Growing vegetables in your home garden requires a certain amount of attention to soil condition and pH level. The pH level of soil can critically affect the growth of vegetables, allowing (or preventing) roots to take up sufficient nutrition for the production of the flowers and fruit. If you live in a region with acidic soil, selecting vegetables that thrive in acidic soil will bring you a better harvest.
Potatoes (both Irish potatoes and sweet potatoes) prefer acidic soil conditions. The ideal pH range for this crop is 4.8 to 5.5, according to the Cornell University Vegetable Growing Guide. Potatoes need a light, loose, well-draining soil that is high in organic matter. To add nutrients and help aerate the soil, work in soil amendment such as peat moss, compost or manure at planting time. Avoid adding too much nitrogen-rich fertilizer, which will encourage the potato plants to grow foliage at the expense of tuber production.
Eggplants also grow well in slightly acidic soil (pH level between 5.5 and 7.5). The eggplant is a heat-loving plant that requires full sun and frost-free temperatures. The crop will benefit from the addition of compost or manure to increase the amount of organic matter in the soil. Mulching plants helps to keep down weeds and retain moisture.
Tomatoes prefer a slightly acidic soil with a pH range of 6.2 to 6.8, according to the University of Rhode Island Landscape Horticulture Program. A loamy, well-draining soil that is rich in organic matter will help tomato plants grow and produce. Tomatoes also benefit from the application of fertilizer that contains phosphorus, but fertilizer with too much nitrogen can inhibit fruit production. A 5-10-10 or 5-20-20 fertilizer is recommended. These numbers designate the percentages of nitrogen, phosphorus and potassium in the fertilizer formula. Nitrogen is always the first number in the formula, phosphorus is the second and potassium is the third.
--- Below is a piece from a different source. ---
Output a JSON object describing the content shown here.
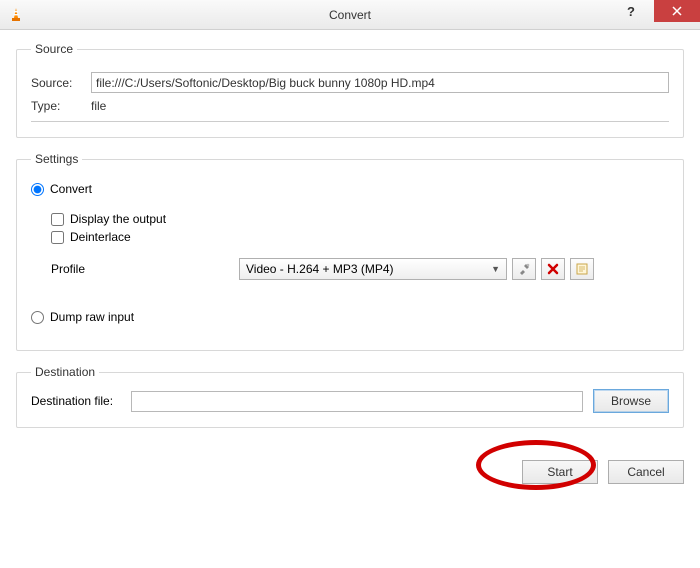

Green peppers can be grown in slightly acidic soil in the range of 6.0 to 6.8. They require well-draining soil with moderate fertility for best results. Peppers are warm season vegetables that will experience blossom drop if exposed to night temperatures below 60 degrees Fahrenheit. They will also suffer from poor fruiting if the blossoms develop into the fruit (called "fruit setting") when temperatures are above 80 degrees Fahrenheit during the day, according to Ohio State horticulturist Marianne Riofrio.
Squash will grow in acidic soils with a pH range of 5.5 to 6.8, according to the University of Connecticut website. Add compost or manure at planting time to condition the soil and retain moisture. Mulching helps to control weeds that compete for nutrients with the squash plants. Do not mulch with grass clippings from lawns that have been treated with an herbicide.
Kale prefers soil in the pH range of 6.0 to 7.0 for best growth, according to the University of Rhode Island Landscape Horticulture Program. Kale is a cool weather crop that prefers daytime temperatures of 65 to 80 degrees Fahrenheit. Mulching will help to keep roots cool and free of weeds.